=== What you are asked to do ===
For the records shown below, return an exact copy that excludes the pictures.

=== Given information ===
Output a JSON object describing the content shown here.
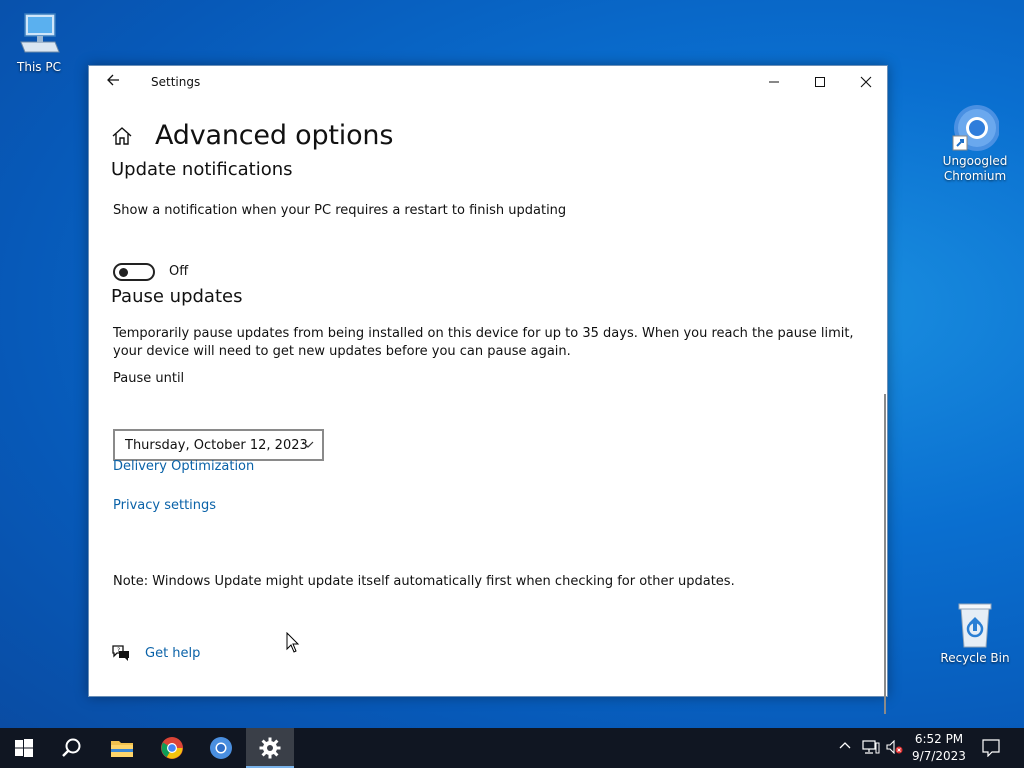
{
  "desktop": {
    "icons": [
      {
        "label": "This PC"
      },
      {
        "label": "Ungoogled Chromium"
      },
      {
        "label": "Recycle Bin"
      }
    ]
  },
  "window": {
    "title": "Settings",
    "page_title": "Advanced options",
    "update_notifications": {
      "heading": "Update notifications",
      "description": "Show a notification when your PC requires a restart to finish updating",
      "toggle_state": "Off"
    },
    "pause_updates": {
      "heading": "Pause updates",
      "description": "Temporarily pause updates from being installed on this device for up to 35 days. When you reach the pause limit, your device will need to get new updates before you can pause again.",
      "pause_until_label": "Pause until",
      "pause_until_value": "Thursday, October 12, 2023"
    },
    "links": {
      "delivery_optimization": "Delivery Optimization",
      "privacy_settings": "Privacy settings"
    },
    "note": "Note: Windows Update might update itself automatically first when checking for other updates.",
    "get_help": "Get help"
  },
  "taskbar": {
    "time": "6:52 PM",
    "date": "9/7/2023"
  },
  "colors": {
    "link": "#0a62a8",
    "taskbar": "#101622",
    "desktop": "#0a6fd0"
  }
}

=== Answer area ===
Output a JSON object describing the content shown here.
{
  "desktop": {
    "icons": [
      {
        "label": "This PC"
      },
      {
        "label": "Ungoogled Chromium"
      },
      {
        "label": "Recycle Bin"
      }
    ]
  },
  "window": {
    "title": "Settings",
    "page_title": "Advanced options",
    "update_notifications": {
      "heading": "Update notifications",
      "description": "Show a notification when your PC requires a restart to finish updating",
      "toggle_state": "Off"
    },
    "pause_updates": {
      "heading": "Pause updates",
      "description": "Temporarily pause updates from being installed on this device for up to 35 days. When you reach the pause limit, your device will need to get new updates before you can pause again.",
      "pause_until_label": "Pause until",
      "pause_until_value": "Thursday, October 12, 2023"
    },
    "links": {
      "delivery_optimization": "Delivery Optimization",
      "privacy_settings": "Privacy settings"
    },
    "note": "Note: Windows Update might update itself automatically first when checking for other updates.",
    "get_help": "Get help"
  },
  "taskbar": {
    "time": "6:52 PM",
    "date": "9/7/2023"
  },
  "colors": {
    "link": "#0a62a8",
    "taskbar": "#101622",
    "desktop": "#0a6fd0"
  }
}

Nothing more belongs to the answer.